However. It wasn’t Fumi’s achingly adorable personality that brought a tear to my increasingly sentimental eye this time. It was the title of the first episode. As the words Hana Monogatari (花物語り) appeared on the screen, I got something in my eye, or maybe it was my allergies. (;_;) Or, maybe, it was the reminder that I’m not the only person to think of Yoshiya Nobuko as a beloved ancestor to this genre.


Art – 9
Story – 9
Characters – 10
Yuri – 9
Service – 2

Overall – 9

Disk 1 of Sweet Blue Flowers was incredibly beautiful, with the hyper-realistic backgrounds that are so popular in anime right now and the source of so much destination tourism for fans in Japan. Despite it being a “Lucky Penny” discount release, the DVD set comes with a booklet of promotional art, so we get a great extra even with the lower price.

You know how Fumi feels about the halls of Fujigaya? I feel that way about this anime. It’s recent chronologically, but it is a Yuri classic, nonetheless. I am so thankful to Shimura-sensei for writing this manga, and for JC Staff for animating it. And I am very, very thankful to Nozomi/RightStuf for releasing it in English!

Send to Kindle

6 Responses

  1. Mara says:

    “Aoi Hana may feel like it’s set in the Showa period, but Fumi is a Heisei girl”

    I get what you mean but to me that sounds like: ‘It looks like it is set in the eighties but in fact Fumi is not from the eighties.’
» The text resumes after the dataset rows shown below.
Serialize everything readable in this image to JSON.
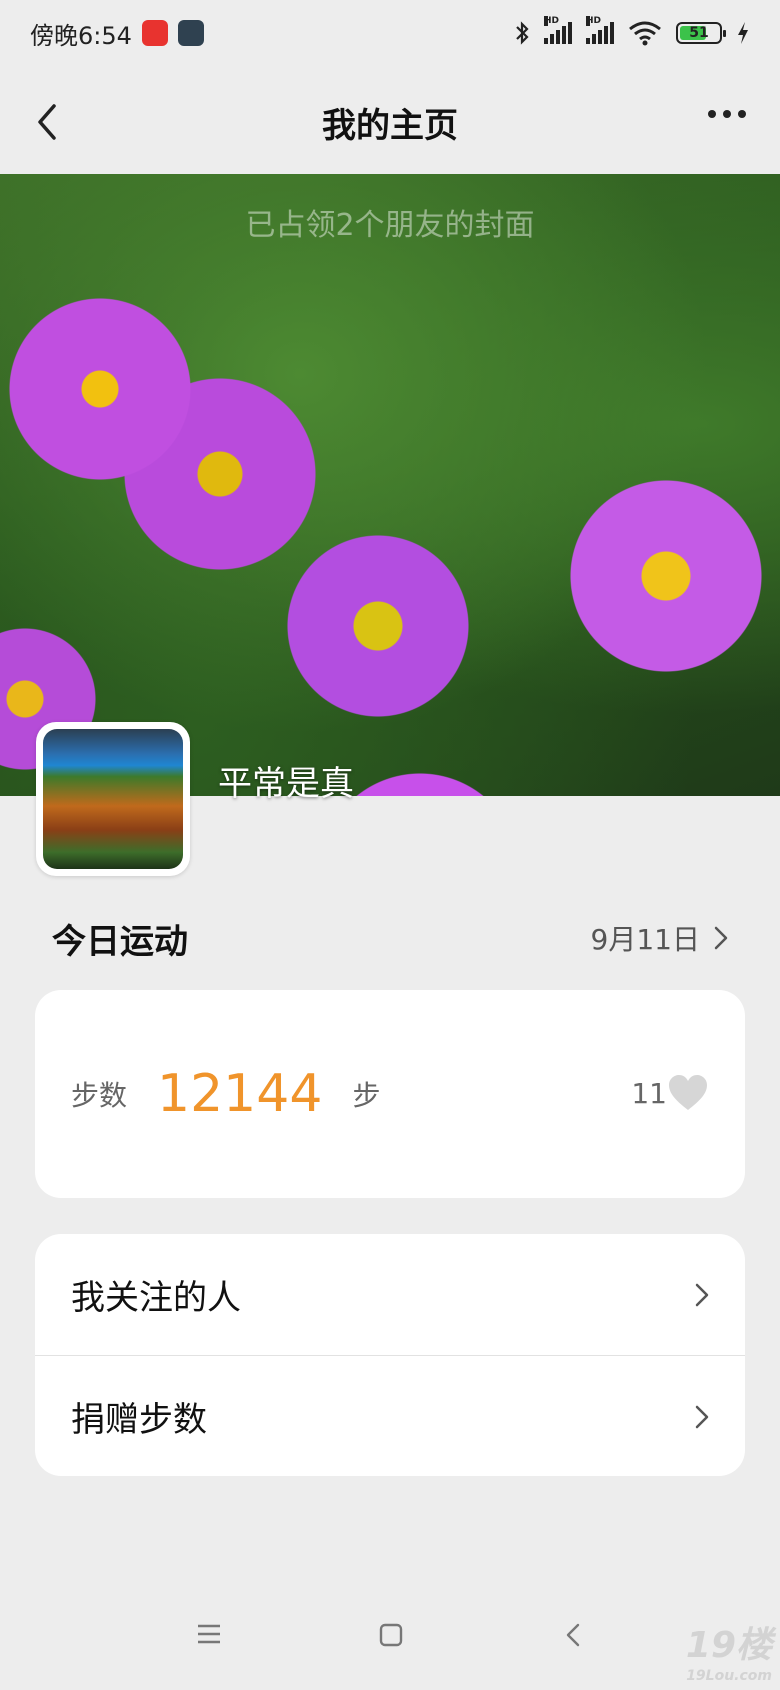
{
  "status_bar": {
    "time": "傍晚6:54",
    "app_icons": [
      "video-app-icon",
      "game-app-icon"
    ],
    "hd1": "HD",
    "hd2": "HD",
    "battery": "51"
  },
  "header": {
    "title": "我的主页",
    "back_icon": "chevron-left-icon",
    "more_icon": "more-dots-icon"
  },
  "cover": {
    "caption": "已占领2个朋友的封面",
    "username": "平常是真"
  },
  "today": {
    "title": "今日运动",
    "date": "9月11日"
  },
  "steps": {
    "label": "步数",
    "value": "12144",
    "unit": "步",
    "likes": "11"
  },
  "menu": {
    "items": [
      {
        "label": "我关注的人"
      },
      {
        "label": "捐赠步数"
      }
    ]
  },
  "watermark": {
    "main": "19楼",
    "sub": "19Lou.com"
  },
  "colors": {
    "accent": "#f0942b",
    "background": "#ededed",
    "card": "#ffffff"
  }
}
    Is there some cool historical change from the Showa to the Heisei periods besides near permanent recession that I am missing?

    • I meant more that it looks like it’s set in the 50s, like Sakura Namiki. Fujigaya, like Lillian, was clearly an “old” school and the story feels as if it is from the same era. It’s true Showa ran into the 80s, and this is valid. In the 80s no anime characters came out. Certainly not a girl at a girls’ school. Their love was platonic and pure. Not here. Fumi is a child of the 21st century and she is honest with herself and with those around her. That fact is pretty much the entire plot for this story, both manga and anime.

  2. Donald Simmons says:

    “And 10 years leapt ahead, just like that.” yeah, that first episode, and all the res tof them for that matter, are just great.

    • ^_^ It feels very much like coming home when I read/watch this series. I’ve been wandering down a lot of paths. Seen crazy stuff. But Sweet Blue Flowers and Collectors and Fu~Fu ring true in a way that little else does.

Leave a Reply